WHAT YOU SHOULD DO. From the material below, copy out each line with the word "Frequency" in it.

EXTRACTED MATERIAL.
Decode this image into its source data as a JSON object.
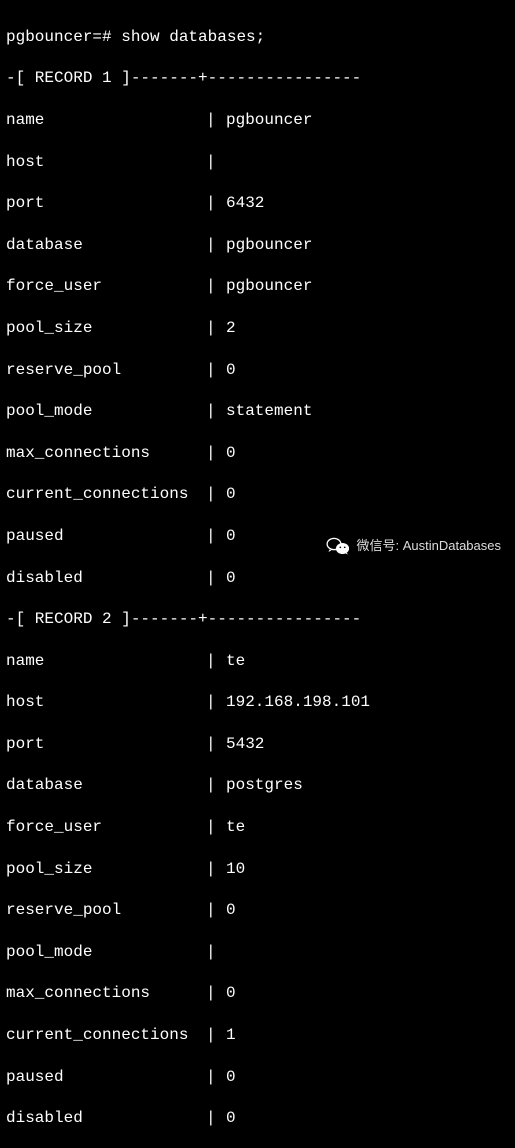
{
  "prompt": "pgbouncer=# show databases;",
  "record1_header": "-[ RECORD 1 ]-------+----------------",
  "record2_header": "-[ RECORD 2 ]-------+----------------",
  "separator": "|",
  "fields": {
    "name": "name",
    "host": "host",
    "port": "port",
    "database": "database",
    "force_user": "force_user",
    "pool_size": "pool_size",
    "reserve_pool": "reserve_pool",
    "pool_mode": "pool_mode",
    "max_connections": "max_connections",
    "current_connections": "current_connections",
    "paused": "paused",
    "disabled": "disabled"
  },
  "record1": {
    "name": "pgbouncer",
    "host": "",
    "port": "6432",
    "database": "pgbouncer",
    "force_user": "pgbouncer",
    "pool_size": "2",
    "reserve_pool": "0",
    "pool_mode": "statement",
    "max_connections": "0",
    "current_connections": "0",
    "paused": "0",
    "disabled": "0"
  },
  "record2": {
    "name": "te",
    "host": "192.168.198.101",
    "port": "5432",
    "database": "postgres",
    "force_user": "te",
    "pool_size": "10",
    "reserve_pool": "0",
    "pool_mode": "",
    "max_connections": "0",
    "current_connections": "1",
    "paused": "0",
    "disabled": "0"
  },
  "watermark": {
    "label": "微信号",
    "colon": ":",
    "value": "AustinDatabases"
  }
}
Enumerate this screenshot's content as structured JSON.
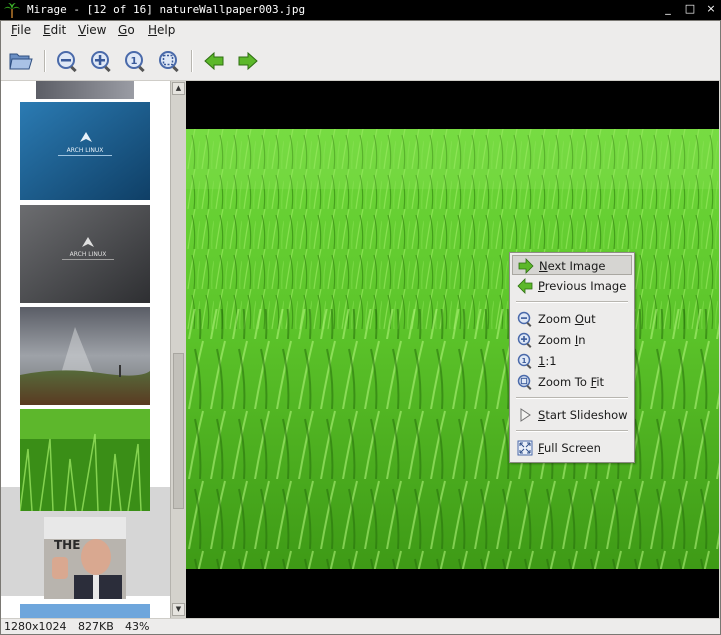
{
  "window": {
    "title": "Mirage - [12 of 16] natureWallpaper003.jpg",
    "buttons": [
      "_",
      "□",
      "×"
    ]
  },
  "menubar": {
    "items": [
      {
        "label": "File",
        "mnemonic": "F",
        "rest": "ile"
      },
      {
        "label": "Edit",
        "mnemonic": "E",
        "rest": "dit"
      },
      {
        "label": "View",
        "mnemonic": "V",
        "rest": "iew"
      },
      {
        "label": "Go",
        "mnemonic": "G",
        "rest": "o"
      },
      {
        "label": "Help",
        "mnemonic": "H",
        "rest": "elp"
      }
    ]
  },
  "toolbar": {
    "buttons": [
      "open-folder-icon",
      "zoom-out-icon",
      "zoom-in-icon",
      "zoom-1-1-icon",
      "zoom-fit-icon",
      "previous-arrow-icon",
      "next-arrow-icon"
    ]
  },
  "thumbnails": {
    "items": [
      {
        "kind": "partial-grey"
      },
      {
        "kind": "arch-blue",
        "text": "ARCH LINUX"
      },
      {
        "kind": "arch-grey",
        "text": "ARCH LINUX"
      },
      {
        "kind": "sky-landscape"
      },
      {
        "kind": "grass",
        "selected": true
      },
      {
        "kind": "portrait"
      },
      {
        "kind": "partial-blue"
      }
    ]
  },
  "context_menu": {
    "items": [
      {
        "mnemonic": "N",
        "rest": "ext Image",
        "icon": "next-arrow-icon",
        "highlighted": true
      },
      {
        "mnemonic": "P",
        "rest": "revious Image",
        "icon": "previous-arrow-icon"
      },
      {
        "sep": true
      },
      {
        "pre": "Zoom ",
        "mnemonic": "O",
        "rest": "ut",
        "icon": "zoom-out-icon"
      },
      {
        "pre": "Zoom ",
        "mnemonic": "I",
        "rest": "n",
        "icon": "zoom-in-icon"
      },
      {
        "mnemonic": "1",
        "rest": ":1",
        "icon": "zoom-1-1-icon"
      },
      {
        "pre": "Zoom To ",
        "mnemonic": "F",
        "rest": "it",
        "icon": "zoom-fit-icon"
      },
      {
        "sep": true
      },
      {
        "mnemonic": "S",
        "rest": "tart Slideshow",
        "icon": "play-icon"
      },
      {
        "sep": true
      },
      {
        "mnemonic": "F",
        "rest": "ull Screen",
        "icon": "fullscreen-icon"
      }
    ]
  },
  "statusbar": {
    "resolution": "1280x1024",
    "filesize": "827KB",
    "zoom": "43%"
  },
  "colors": {
    "grass": "#5fd12c",
    "arrow_green": "#5cb82a",
    "lens_blue": "#5a7cc0"
  }
}
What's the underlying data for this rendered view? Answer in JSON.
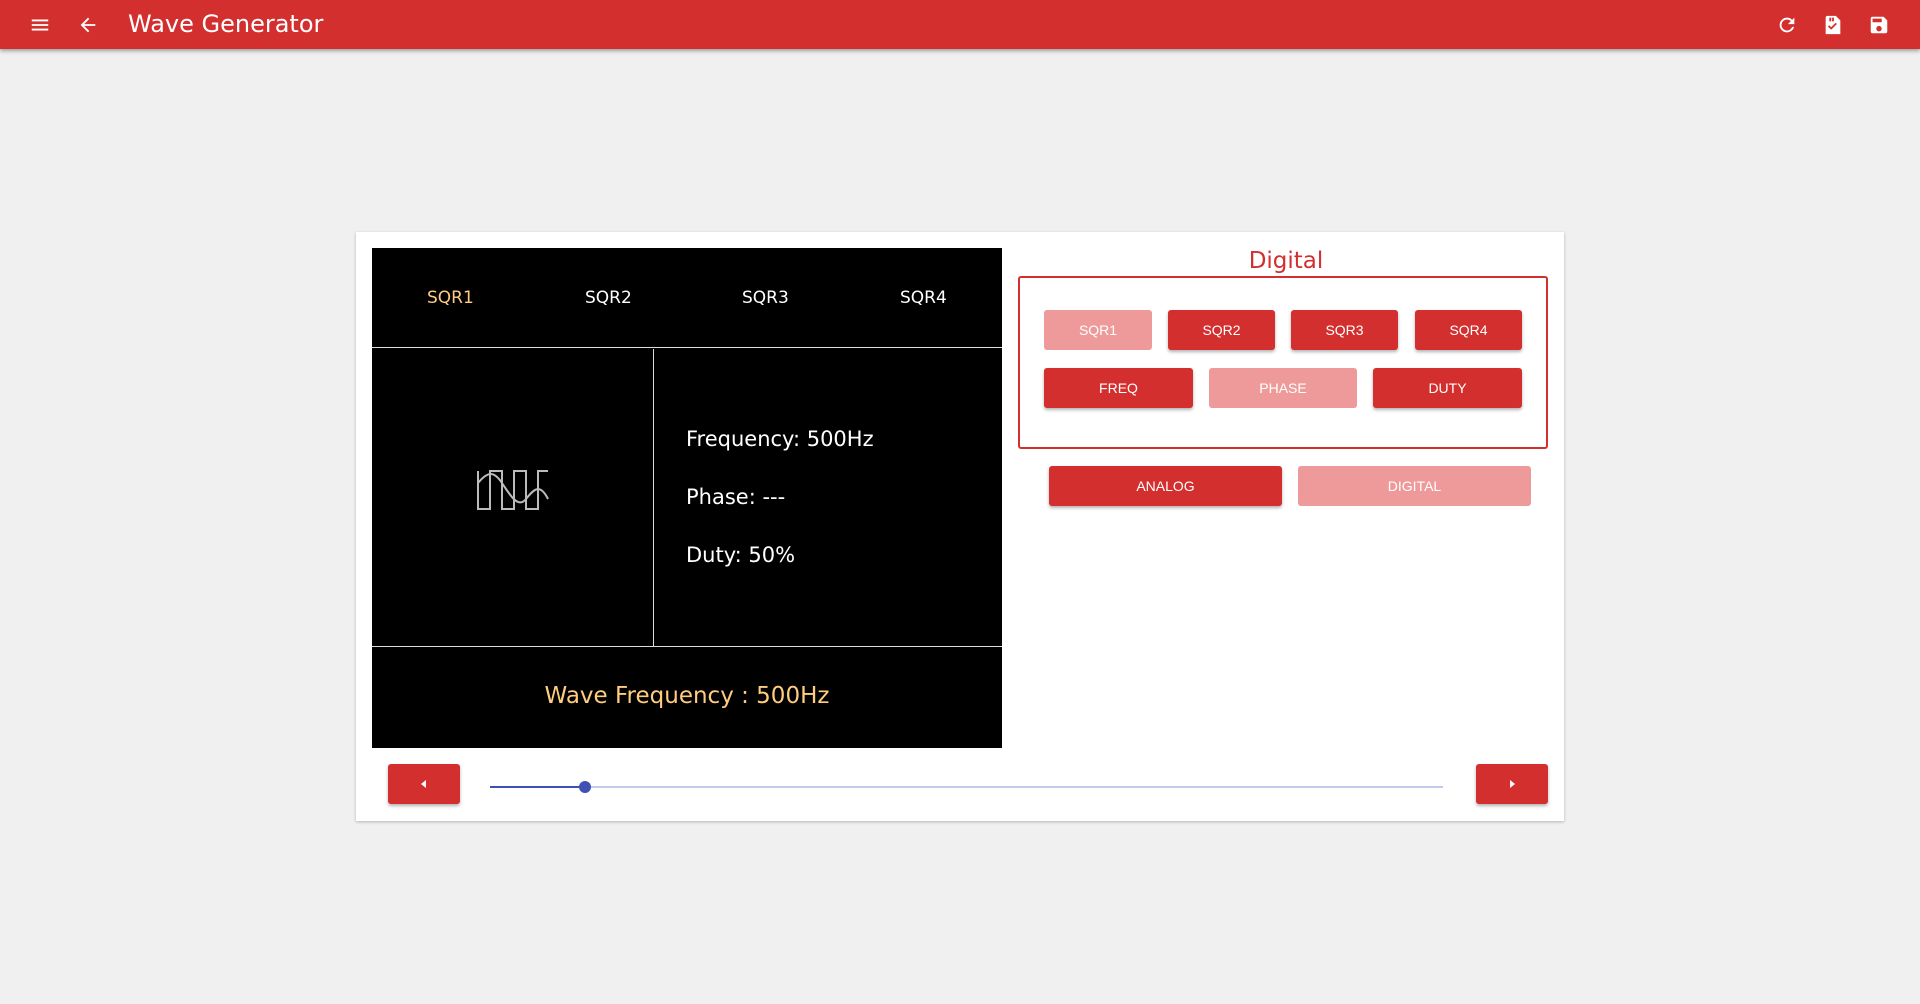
{
  "app": {
    "title": "Wave Generator",
    "accent": "#d32f2f",
    "icons": [
      "menu-icon",
      "arrow-back-icon",
      "refresh-icon",
      "sd-card-check-icon",
      "save-icon"
    ]
  },
  "display": {
    "tabs": [
      {
        "label": "SQR1",
        "active": true
      },
      {
        "label": "SQR2",
        "active": false
      },
      {
        "label": "SQR3",
        "active": false
      },
      {
        "label": "SQR4",
        "active": false
      }
    ],
    "wave_icon": "square-sine-wave-icon",
    "frequency": "Frequency: 500Hz",
    "phase": "Phase: ---",
    "duty": "Duty: 50%",
    "wave_frequency": "Wave Frequency : 500Hz",
    "highlight_color": "#ffcc80"
  },
  "panel": {
    "title": "Digital",
    "channel_buttons": [
      {
        "label": "SQR1",
        "disabled": true
      },
      {
        "label": "SQR2",
        "disabled": false
      },
      {
        "label": "SQR3",
        "disabled": false
      },
      {
        "label": "SQR4",
        "disabled": false
      }
    ],
    "param_buttons": [
      {
        "label": "FREQ",
        "disabled": false
      },
      {
        "label": "PHASE",
        "disabled": true
      },
      {
        "label": "DUTY",
        "disabled": false
      }
    ],
    "mode_buttons": [
      {
        "label": "ANALOG",
        "disabled": false
      },
      {
        "label": "DIGITAL",
        "disabled": true
      }
    ]
  },
  "slider": {
    "fraction": 0.1,
    "left_icon": "caret-left-icon",
    "right_icon": "caret-right-icon"
  }
}
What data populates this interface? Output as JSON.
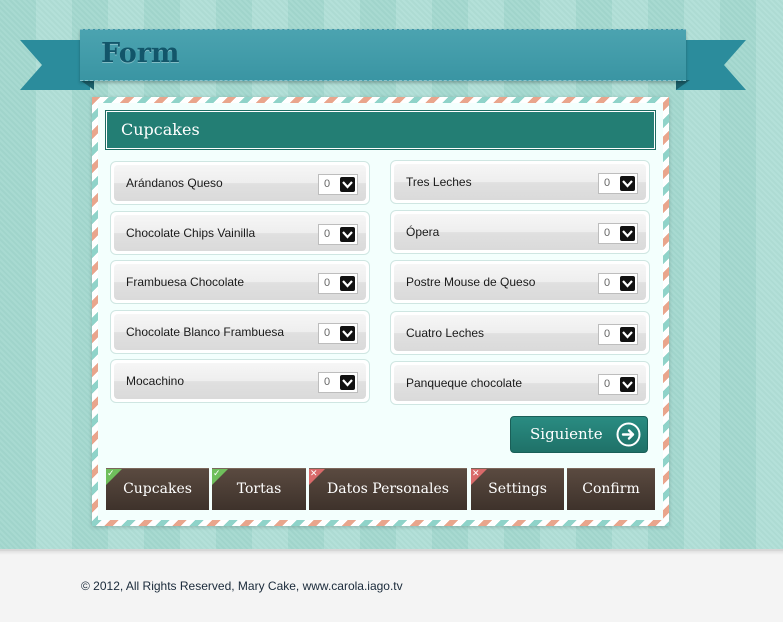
{
  "header": {
    "title": "Form"
  },
  "section": {
    "title": "Cupcakes"
  },
  "items": [
    {
      "label": "Arándanos Queso",
      "qty": "0"
    },
    {
      "label": "Chocolate Chips Vainilla",
      "qty": "0"
    },
    {
      "label": "Frambuesa Chocolate",
      "qty": "0"
    },
    {
      "label": "Chocolate Blanco Frambuesa",
      "qty": "0"
    },
    {
      "label": "Mocachino",
      "qty": "0"
    },
    {
      "label": "Tres Leches",
      "qty": "0"
    },
    {
      "label": "Ópera",
      "qty": "0"
    },
    {
      "label": "Postre Mouse de Queso",
      "qty": "0"
    },
    {
      "label": "Cuatro Leches",
      "qty": "0"
    },
    {
      "label": "Panqueque chocolate",
      "qty": "0"
    }
  ],
  "next_button": {
    "label": "Siguiente"
  },
  "steps": [
    {
      "label": "Cupcakes",
      "status": "complete"
    },
    {
      "label": "Tortas",
      "status": "complete"
    },
    {
      "label": "Datos Personales",
      "status": "error"
    },
    {
      "label": "Settings",
      "status": "error"
    },
    {
      "label": "Confirm",
      "status": "none"
    }
  ],
  "footer": {
    "text": "© 2012, All Rights Reserved, Mary Cake, www.carola.iago.tv"
  },
  "colors": {
    "ribbon": "#3a95a3",
    "section_header": "#237e74",
    "tab_bg": "#3e322b",
    "complete": "#6fbf5c",
    "error": "#d96a6a"
  }
}
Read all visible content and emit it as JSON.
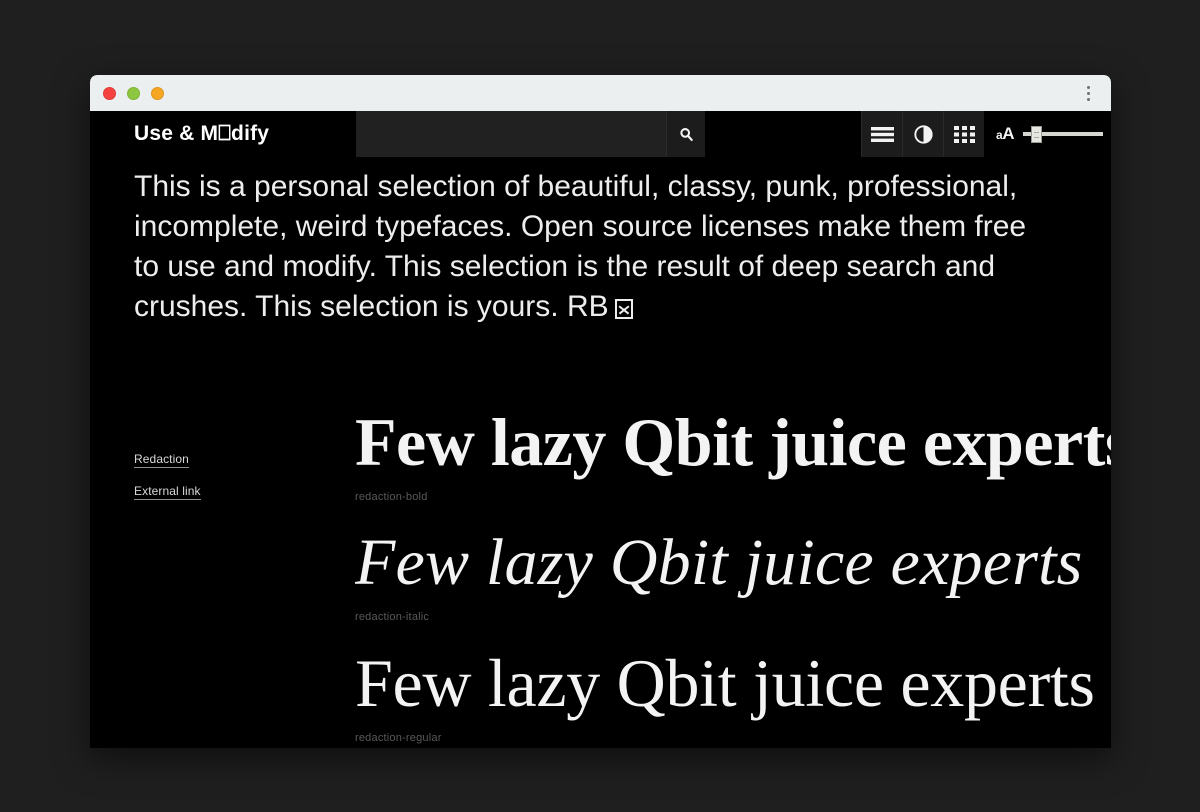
{
  "window": {
    "traffic_lights": [
      {
        "name": "close",
        "color": "#f5423f"
      },
      {
        "name": "minimize",
        "color": "#8dc63f"
      },
      {
        "name": "maximize",
        "color": "#f6a623"
      }
    ],
    "menu_icon": "kebab-menu-icon"
  },
  "toolbar": {
    "site_title": "Use & M⎕dify",
    "search_placeholder": "",
    "search_value": "",
    "search_icon": "search-icon",
    "buttons": [
      {
        "name": "hamburger-menu",
        "icon": "hamburger-icon"
      },
      {
        "name": "contrast-toggle",
        "icon": "contrast-icon"
      },
      {
        "name": "grid-view",
        "icon": "grid-icon"
      }
    ],
    "size_label_small": "a",
    "size_label_big": "A",
    "size_slider": {
      "name": "font-size-slider",
      "value": 12,
      "min": 0,
      "max": 100
    }
  },
  "intro": {
    "text": "This is a personal selection of beautiful, classy, punk, professional, incomplete, weird typefaces. Open source licenses make them free to use and modify. This selection is the result of deep search and crushes. This selection is yours. RB",
    "signature_icon": "boxed-x-icon"
  },
  "side_links": [
    {
      "label": "Redaction"
    },
    {
      "label": "External link"
    }
  ],
  "specimens": [
    {
      "sample": "Few lazy Qbit juice experts",
      "label": "redaction-bold",
      "style": "bold"
    },
    {
      "sample": "Few lazy Qbit juice experts",
      "label": "redaction-italic",
      "style": "italic"
    },
    {
      "sample": "Few lazy Qbit juice experts",
      "label": "redaction-regular",
      "style": "regular"
    }
  ],
  "colors": {
    "desktop_background": "#1f1f1f",
    "page_background": "#000000",
    "titlebar_background": "#eceff0",
    "text": "#ededed",
    "muted_text": "#595959"
  }
}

RESPONSE.
    "frequency": "Frequency: 500Hz",
    "wave_frequency": "Wave Frequency : 500Hz",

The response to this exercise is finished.